It is not often that you see an 18 year old sing on stage about the trials of growing up and changing, and do it so well that you only realize their youth during the quippy meme-culture infused banter between sets. Lindsey Jordan, the singer-songwriter who leads Snail Mail, released “Lush”, the first full length Snail Mail album, off of Matador Records this past June. Snail Mail has been deemed by many one of the big new voices of indie rock, a genre that is returning to the popularity it once had during the 90s. Why Bonnie, the opener for the show, shared a similarly acute connection to indie bands from the past era, with guitar lead vocals and a high energy sound. The pairing of the two bands allowed for audience members to see two sides of a similar coin, Why Bonnie speaking from a slightly older perspective, with more of an indi-pop influence. “Lush” is an album which speaks to teen angst in a gracious and articulate way. The work navigates the trials of being a cooped up and confused high schooler, while recognizing the subtle intricate beauties of figuring it all out for the first time. During Snail Mails show at Gateway City Arts this past weekend, it was clear that a large portion of the audience could relate to this sentiment.

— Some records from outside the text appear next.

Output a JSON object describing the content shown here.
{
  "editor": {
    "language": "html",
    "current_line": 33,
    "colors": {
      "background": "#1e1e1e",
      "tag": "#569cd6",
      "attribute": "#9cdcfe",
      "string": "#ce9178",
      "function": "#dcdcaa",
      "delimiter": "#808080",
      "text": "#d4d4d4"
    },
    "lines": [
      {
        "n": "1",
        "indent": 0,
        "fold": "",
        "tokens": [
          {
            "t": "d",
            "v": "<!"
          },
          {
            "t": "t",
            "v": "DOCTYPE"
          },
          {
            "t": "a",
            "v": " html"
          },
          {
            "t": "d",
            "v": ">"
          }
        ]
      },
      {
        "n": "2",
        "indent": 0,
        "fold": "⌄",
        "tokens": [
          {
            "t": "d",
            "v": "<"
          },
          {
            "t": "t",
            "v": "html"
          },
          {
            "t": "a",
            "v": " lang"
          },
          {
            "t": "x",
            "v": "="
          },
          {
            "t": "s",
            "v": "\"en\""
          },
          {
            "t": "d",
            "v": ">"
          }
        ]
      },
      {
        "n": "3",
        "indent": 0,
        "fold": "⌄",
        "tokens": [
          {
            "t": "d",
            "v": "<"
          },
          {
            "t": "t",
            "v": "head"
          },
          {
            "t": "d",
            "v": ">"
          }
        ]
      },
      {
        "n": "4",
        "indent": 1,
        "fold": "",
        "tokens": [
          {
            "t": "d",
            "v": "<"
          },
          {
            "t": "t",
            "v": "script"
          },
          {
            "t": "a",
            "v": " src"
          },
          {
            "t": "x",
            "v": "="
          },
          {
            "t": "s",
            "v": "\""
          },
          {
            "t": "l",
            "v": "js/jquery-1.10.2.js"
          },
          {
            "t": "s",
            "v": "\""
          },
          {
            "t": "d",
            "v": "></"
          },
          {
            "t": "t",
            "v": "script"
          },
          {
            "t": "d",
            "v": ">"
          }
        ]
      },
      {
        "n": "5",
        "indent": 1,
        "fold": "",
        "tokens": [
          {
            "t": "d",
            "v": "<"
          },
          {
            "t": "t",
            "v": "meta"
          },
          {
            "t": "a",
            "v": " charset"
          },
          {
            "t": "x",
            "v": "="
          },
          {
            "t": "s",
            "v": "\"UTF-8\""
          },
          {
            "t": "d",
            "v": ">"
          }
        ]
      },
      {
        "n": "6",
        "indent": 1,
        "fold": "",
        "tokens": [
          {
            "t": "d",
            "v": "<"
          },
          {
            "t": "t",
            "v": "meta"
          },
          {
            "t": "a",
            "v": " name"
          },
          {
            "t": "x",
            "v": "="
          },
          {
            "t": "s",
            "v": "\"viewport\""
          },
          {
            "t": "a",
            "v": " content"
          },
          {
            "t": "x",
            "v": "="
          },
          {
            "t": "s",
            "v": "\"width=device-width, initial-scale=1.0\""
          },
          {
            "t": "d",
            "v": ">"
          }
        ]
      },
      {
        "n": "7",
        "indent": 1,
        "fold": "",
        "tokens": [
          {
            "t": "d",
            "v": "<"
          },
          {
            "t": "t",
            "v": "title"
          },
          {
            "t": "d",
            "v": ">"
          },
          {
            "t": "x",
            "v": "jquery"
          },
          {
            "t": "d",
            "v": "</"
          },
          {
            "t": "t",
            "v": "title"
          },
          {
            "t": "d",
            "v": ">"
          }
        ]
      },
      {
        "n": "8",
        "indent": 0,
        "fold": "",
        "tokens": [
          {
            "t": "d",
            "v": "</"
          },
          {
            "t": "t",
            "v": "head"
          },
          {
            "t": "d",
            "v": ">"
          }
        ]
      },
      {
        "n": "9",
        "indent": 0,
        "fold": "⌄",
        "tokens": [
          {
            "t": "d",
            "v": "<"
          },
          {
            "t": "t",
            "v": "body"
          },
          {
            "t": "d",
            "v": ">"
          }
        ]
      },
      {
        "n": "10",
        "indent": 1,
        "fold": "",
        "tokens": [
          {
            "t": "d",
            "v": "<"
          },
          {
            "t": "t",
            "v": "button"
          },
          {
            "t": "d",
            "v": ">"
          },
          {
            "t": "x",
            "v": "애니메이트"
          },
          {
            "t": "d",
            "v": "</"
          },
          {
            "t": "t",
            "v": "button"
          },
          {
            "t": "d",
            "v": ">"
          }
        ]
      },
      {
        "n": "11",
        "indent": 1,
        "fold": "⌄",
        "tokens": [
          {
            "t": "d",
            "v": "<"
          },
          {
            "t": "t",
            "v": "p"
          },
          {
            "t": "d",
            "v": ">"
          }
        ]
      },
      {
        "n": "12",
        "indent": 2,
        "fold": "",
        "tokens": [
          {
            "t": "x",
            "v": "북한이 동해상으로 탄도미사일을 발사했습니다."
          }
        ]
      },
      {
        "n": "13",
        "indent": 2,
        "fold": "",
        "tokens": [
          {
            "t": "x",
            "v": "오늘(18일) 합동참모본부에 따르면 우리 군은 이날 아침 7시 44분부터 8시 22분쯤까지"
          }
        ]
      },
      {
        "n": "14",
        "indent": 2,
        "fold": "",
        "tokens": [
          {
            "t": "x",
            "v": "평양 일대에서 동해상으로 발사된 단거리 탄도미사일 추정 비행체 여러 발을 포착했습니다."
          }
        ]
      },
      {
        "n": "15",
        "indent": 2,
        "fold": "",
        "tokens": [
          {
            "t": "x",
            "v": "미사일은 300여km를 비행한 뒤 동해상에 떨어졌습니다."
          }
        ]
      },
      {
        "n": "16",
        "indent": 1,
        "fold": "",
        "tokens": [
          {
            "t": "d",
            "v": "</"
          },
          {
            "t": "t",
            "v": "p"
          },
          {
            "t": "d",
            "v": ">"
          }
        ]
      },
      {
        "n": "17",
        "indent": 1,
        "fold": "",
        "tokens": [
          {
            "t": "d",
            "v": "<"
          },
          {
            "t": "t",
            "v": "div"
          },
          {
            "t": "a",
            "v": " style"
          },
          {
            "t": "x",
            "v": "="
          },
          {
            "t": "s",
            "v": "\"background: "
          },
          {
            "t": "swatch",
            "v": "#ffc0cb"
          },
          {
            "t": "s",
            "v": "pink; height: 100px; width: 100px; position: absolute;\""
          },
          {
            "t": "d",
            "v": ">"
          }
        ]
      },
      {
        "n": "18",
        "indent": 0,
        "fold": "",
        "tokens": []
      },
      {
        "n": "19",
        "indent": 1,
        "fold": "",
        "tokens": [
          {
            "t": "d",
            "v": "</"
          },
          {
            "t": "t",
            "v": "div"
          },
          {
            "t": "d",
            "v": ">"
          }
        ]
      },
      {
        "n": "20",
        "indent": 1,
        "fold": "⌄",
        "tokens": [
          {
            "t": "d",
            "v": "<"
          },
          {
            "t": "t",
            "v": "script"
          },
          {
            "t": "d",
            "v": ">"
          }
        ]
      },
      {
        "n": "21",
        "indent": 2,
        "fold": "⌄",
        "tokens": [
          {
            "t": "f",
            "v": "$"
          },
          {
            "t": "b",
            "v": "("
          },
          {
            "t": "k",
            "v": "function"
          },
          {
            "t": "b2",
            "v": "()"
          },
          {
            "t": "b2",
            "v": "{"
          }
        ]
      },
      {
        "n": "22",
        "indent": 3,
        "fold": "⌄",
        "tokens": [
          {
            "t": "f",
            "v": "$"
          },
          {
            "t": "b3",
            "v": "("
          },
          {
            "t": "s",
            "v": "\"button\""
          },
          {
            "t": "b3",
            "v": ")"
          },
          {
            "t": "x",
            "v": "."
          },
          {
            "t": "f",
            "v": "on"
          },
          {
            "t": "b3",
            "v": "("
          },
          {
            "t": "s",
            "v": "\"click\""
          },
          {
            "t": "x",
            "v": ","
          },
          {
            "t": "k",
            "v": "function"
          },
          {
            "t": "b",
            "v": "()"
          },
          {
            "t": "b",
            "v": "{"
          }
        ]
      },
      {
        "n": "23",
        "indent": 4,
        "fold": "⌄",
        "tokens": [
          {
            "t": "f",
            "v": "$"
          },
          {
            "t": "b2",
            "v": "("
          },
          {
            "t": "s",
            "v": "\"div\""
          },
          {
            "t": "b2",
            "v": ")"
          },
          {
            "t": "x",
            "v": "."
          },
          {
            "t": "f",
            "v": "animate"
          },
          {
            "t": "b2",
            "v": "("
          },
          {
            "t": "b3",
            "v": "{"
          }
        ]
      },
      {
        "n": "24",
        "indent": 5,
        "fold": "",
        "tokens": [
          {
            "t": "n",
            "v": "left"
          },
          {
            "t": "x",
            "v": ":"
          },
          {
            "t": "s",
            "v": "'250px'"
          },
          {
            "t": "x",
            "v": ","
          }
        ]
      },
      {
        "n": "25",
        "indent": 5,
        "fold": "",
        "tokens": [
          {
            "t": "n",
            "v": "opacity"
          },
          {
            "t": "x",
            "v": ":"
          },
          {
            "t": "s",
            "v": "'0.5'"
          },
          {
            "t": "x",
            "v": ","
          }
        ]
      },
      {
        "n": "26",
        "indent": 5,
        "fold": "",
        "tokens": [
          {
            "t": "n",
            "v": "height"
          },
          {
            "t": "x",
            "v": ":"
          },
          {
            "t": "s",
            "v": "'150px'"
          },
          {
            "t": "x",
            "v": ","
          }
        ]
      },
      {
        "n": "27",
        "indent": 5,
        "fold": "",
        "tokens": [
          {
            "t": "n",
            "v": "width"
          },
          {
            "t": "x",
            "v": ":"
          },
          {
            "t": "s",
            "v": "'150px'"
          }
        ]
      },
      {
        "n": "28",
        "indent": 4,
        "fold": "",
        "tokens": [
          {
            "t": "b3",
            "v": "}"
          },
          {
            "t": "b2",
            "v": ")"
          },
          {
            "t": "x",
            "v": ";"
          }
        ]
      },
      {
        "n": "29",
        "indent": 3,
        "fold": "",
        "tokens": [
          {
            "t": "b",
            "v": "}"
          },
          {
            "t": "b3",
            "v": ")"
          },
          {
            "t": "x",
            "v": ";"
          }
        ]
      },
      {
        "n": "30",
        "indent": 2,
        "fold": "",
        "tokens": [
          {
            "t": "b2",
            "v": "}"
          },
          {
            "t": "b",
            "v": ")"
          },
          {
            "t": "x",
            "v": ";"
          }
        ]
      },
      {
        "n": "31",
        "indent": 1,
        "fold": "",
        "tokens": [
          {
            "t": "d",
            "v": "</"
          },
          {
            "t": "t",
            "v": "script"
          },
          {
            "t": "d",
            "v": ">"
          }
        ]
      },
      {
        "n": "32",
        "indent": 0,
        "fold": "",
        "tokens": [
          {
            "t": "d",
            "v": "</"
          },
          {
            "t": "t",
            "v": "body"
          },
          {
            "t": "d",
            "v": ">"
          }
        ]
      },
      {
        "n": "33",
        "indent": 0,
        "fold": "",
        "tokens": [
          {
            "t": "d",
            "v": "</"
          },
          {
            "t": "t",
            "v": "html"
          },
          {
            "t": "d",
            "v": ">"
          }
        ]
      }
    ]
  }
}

What is particularly astonishing about Jordan’s live performance however, is that as much as she discusses her disappointments and discomforts, she manages to be entirely comfortable on stage, allowing herself to reveal the deeper vulnerabilities within each of her songs. Her recorded work, produced by Jake Aron (who has worked with artists such as Solange and Grizzly Bear), allows for a sense of fuzzy clarity on her albums. Live, Jordan manages to achieve a similar perfection. There is nothing quite like hearing an album countless times, and then seeing it performed live in a way that mimics the recorded version.
While on stage, Jordan reminisced about the last time she performed in Western Mass at 13 Queen, following a performance by Pioneer Valley artist Mal Devisa. She mentioned a time she went to a Smith College party with her bandmates, sharing knowing looks with her bassist and drummer, and then looking out at the crowd with a quippy shrug. Before performing “Pristine”, the lead single off of “Lush”, she opened with the well received comment, “Here’s a gay one for you Western Mass.” Jordan seemed to connect with the audience in a particularly intense way, it seems as though many of her fans are experiencing the narratives of Jordan’s songs at the same time as the artist. It is not often that you find an artist who can publicly speak to the confusing moments you are going through, with an ease and comfortability that is uncanny for a writer so young. The artist has taken the time to pinpoint the important moments in each of her songs, and display them more acutely while performing live. During the last song in the set, “Anytime”, Jordan punctuated particularly poignant lyrics, such as, “in the end you could waste your whole life”, with powerfully bold vocals and a simple and kind acoustic guitar. After months of touring, Jordan has figured out how to best communicate with her audience, a skill that often takes years for a band to work out.